Carlsson, J., McDowell, J. A.N., Díaz‐Jaimes, Píndar. O., Carlsson, J. E., Boles, S. B., Gold, J. R., & Graves, J. E. (2004). Microsatellite and mitochondrial DNA analyses of Atlantic bluefin tuna (Thunnus thynnus thynnus) population structure in the Mediterranean Sea. Molecular Ecology, 13(11), 3345-3356.
Davies, C. A., Gosling, E. M., Was, A., Brophy, D., & Tysklind, N. (2011). Microsatellite analysis of albacore tuna (Thunnus alalunga): population genetic structure in the North-East Atlantic Ocean and Mediterranean Sea. Marine biology, 158(12), 2727-2740.
De Metrio, G., Arnold, G. P., Block, B. A., De la Serna, J. M., Deflorio, M., Cataldo, M., … & Seitz, A. (2002). Behaviour of post-spawning Atlantic bluefin tuna tagged with pop-up satellite tags in the Mediterranean and eastern Atlantic. ICCAT Col. Vol. Sci. Pap, 54(2), 415-424.
Mejri, R., Lo Brutto, S., Hassine, O. K. B., & Arculeo, M. (2009). A study on Pomatoschistus tortonesei Miller 1968 (Perciformes, Gobiidae) reveals the Siculo-Tunisian Strait (STS) as a breakpoint to gene flow in the Mediterranean basin. Molecular Phylogenetics and Evolution, 53(2), 596-601.

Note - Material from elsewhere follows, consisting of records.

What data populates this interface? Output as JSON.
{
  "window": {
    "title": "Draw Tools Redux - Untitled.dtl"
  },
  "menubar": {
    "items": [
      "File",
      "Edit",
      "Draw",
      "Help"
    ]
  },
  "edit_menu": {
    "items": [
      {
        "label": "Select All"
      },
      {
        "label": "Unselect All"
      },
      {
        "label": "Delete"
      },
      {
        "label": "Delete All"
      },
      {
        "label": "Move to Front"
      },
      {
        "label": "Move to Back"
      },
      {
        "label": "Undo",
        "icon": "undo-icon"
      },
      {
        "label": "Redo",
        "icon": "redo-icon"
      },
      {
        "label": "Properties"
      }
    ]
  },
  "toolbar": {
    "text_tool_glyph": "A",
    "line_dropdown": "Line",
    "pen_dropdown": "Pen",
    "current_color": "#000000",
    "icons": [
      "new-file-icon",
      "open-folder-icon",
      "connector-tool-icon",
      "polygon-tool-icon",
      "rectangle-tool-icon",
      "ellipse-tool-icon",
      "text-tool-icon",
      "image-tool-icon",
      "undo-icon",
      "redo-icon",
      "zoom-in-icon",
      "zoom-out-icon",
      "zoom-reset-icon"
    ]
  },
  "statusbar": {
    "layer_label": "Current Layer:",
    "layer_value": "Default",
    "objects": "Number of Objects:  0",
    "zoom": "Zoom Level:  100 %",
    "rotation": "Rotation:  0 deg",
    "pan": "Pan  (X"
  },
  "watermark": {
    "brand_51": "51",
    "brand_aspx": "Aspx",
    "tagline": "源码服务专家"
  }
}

Milana, V., Ciampoli, M., & Sola, L. (2014). mtDNA sequences of Sphyraena viridensis (Perciformes: Sphyraenidae) from Italy: insights into historical events and the phylogeny of the genus. Biological Journal of the Linnean Society, 113(2), 635-641.
Zardoya, R., Castilho, R., Grande, C., Favre‐Krey, L., Caetano, S., Marcato, S., … & Patarnello, T. (2004). Differential population structuring of two closely related fish species, the mackerel (Scomber scombrus) and the chub mackerel (Scomber japonicus), in the Mediterranean Sea. Molecular Ecology, 13(7), 1785-1798.